◆ WHAT IS NEEDED
Could you reproduce the entries exactly, omitting every picture?

++++++++

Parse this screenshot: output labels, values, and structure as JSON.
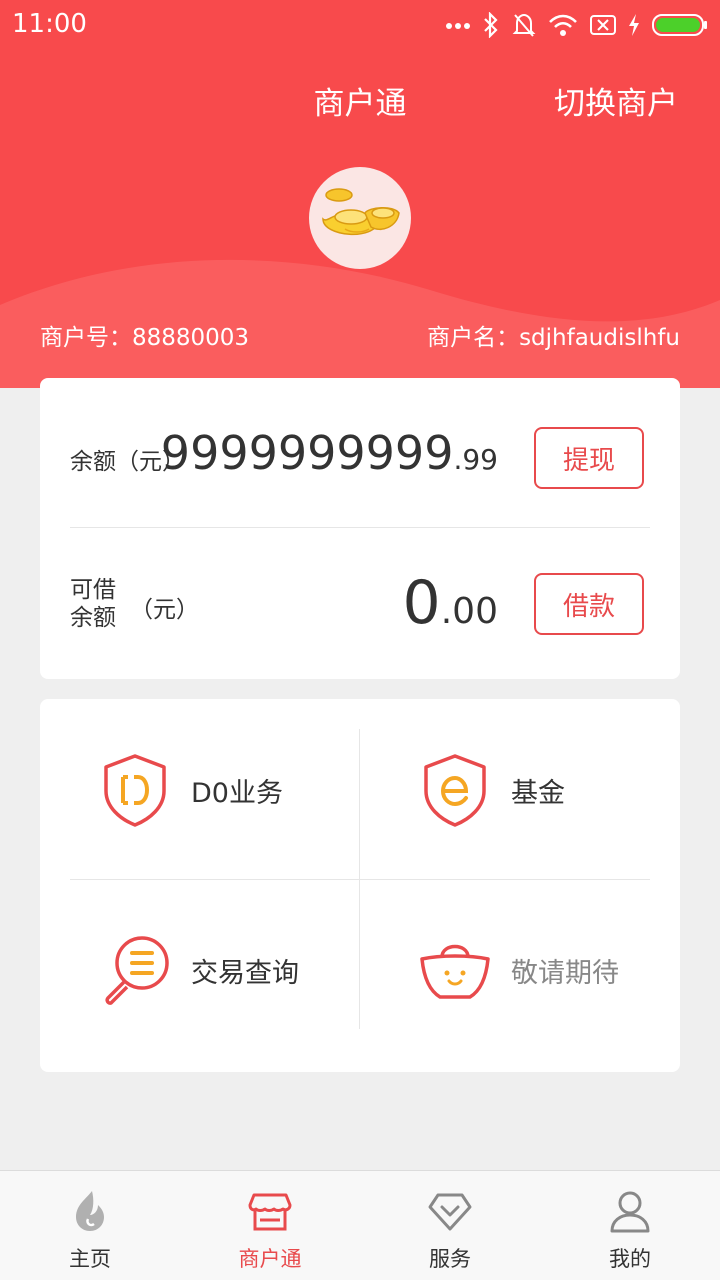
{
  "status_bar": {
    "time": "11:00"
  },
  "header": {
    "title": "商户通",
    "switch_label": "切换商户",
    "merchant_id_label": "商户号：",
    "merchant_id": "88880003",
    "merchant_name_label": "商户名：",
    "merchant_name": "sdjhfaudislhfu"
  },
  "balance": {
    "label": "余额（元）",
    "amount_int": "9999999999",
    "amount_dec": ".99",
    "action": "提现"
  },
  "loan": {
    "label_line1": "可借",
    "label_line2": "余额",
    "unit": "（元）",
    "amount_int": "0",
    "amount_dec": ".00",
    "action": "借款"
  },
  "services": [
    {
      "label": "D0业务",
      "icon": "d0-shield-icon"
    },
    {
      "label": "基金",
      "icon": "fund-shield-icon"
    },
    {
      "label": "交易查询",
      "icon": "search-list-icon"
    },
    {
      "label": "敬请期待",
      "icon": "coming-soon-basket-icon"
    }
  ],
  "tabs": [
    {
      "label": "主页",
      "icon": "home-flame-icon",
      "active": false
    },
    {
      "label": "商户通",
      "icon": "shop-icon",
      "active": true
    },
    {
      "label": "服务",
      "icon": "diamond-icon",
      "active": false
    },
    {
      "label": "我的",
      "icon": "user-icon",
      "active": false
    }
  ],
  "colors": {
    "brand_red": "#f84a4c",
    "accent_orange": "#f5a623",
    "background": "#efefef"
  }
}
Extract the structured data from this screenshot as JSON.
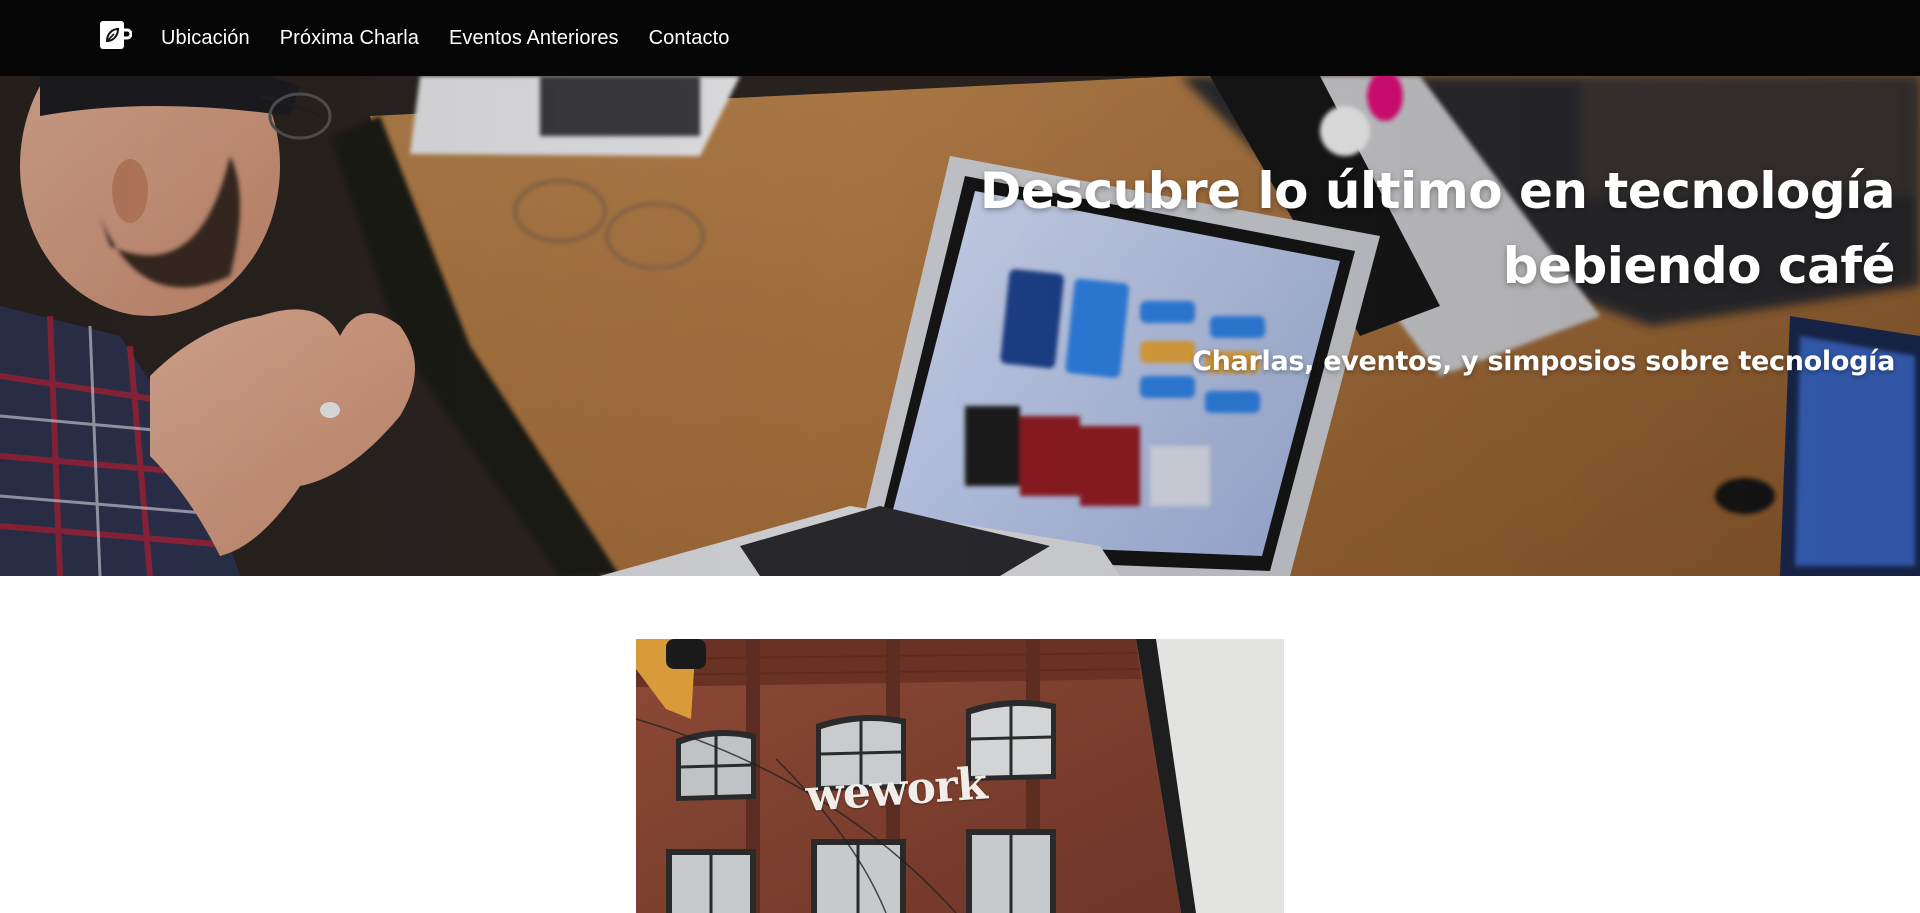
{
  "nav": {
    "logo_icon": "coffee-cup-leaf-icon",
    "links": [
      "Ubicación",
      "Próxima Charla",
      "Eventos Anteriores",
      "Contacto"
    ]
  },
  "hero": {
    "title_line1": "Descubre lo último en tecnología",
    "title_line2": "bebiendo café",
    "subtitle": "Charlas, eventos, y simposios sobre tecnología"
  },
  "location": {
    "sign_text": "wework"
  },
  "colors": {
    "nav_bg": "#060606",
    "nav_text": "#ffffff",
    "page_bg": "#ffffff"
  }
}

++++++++

◆ FINISHED TASK
Parse this screenshot: output labels, values, and structure as JSON.
{
  "status_bar": {
    "time": "11:00"
  },
  "header": {
    "title": "商户通",
    "switch_label": "切换商户",
    "merchant_id_label": "商户号：",
    "merchant_id": "88880003",
    "merchant_name_label": "商户名：",
    "merchant_name": "sdjhfaudislhfu"
  },
  "balance": {
    "label": "余额（元）",
    "amount_int": "9999999999",
    "amount_dec": ".99",
    "action": "提现"
  },
  "loan": {
    "label_line1": "可借",
    "label_line2": "余额",
    "unit": "（元）",
    "amount_int": "0",
    "amount_dec": ".00",
    "action": "借款"
  },
  "services": [
    {
      "label": "D0业务",
      "icon": "d0-shield-icon"
    },
    {
      "label": "基金",
      "icon": "fund-shield-icon"
    },
    {
      "label": "交易查询",
      "icon": "search-list-icon"
    },
    {
      "label": "敬请期待",
      "icon": "coming-soon-basket-icon"
    }
  ],
  "tabs": [
    {
      "label": "主页",
      "icon": "home-flame-icon",
      "active": false
    },
    {
      "label": "商户通",
      "icon": "shop-icon",
      "active": true
    },
    {
      "label": "服务",
      "icon": "diamond-icon",
      "active": false
    },
    {
      "label": "我的",
      "icon": "user-icon",
      "active": false
    }
  ],
  "colors": {
    "brand_red": "#f84a4c",
    "accent_orange": "#f5a623",
    "background": "#efefef"
  }
}
Extract the structured data from this screenshot as JSON.
{
  "nav": {
    "logo_icon": "coffee-cup-leaf-icon",
    "links": [
      "Ubicación",
      "Próxima Charla",
      "Eventos Anteriores",
      "Contacto"
    ]
  },
  "hero": {
    "title_line1": "Descubre lo último en tecnología",
    "title_line2": "bebiendo café",
    "subtitle": "Charlas, eventos, y simposios sobre tecnología"
  },
  "location": {
    "sign_text": "wework"
  },
  "colors": {
    "nav_bg": "#060606",
    "nav_text": "#ffffff",
    "page_bg": "#ffffff"
  }
}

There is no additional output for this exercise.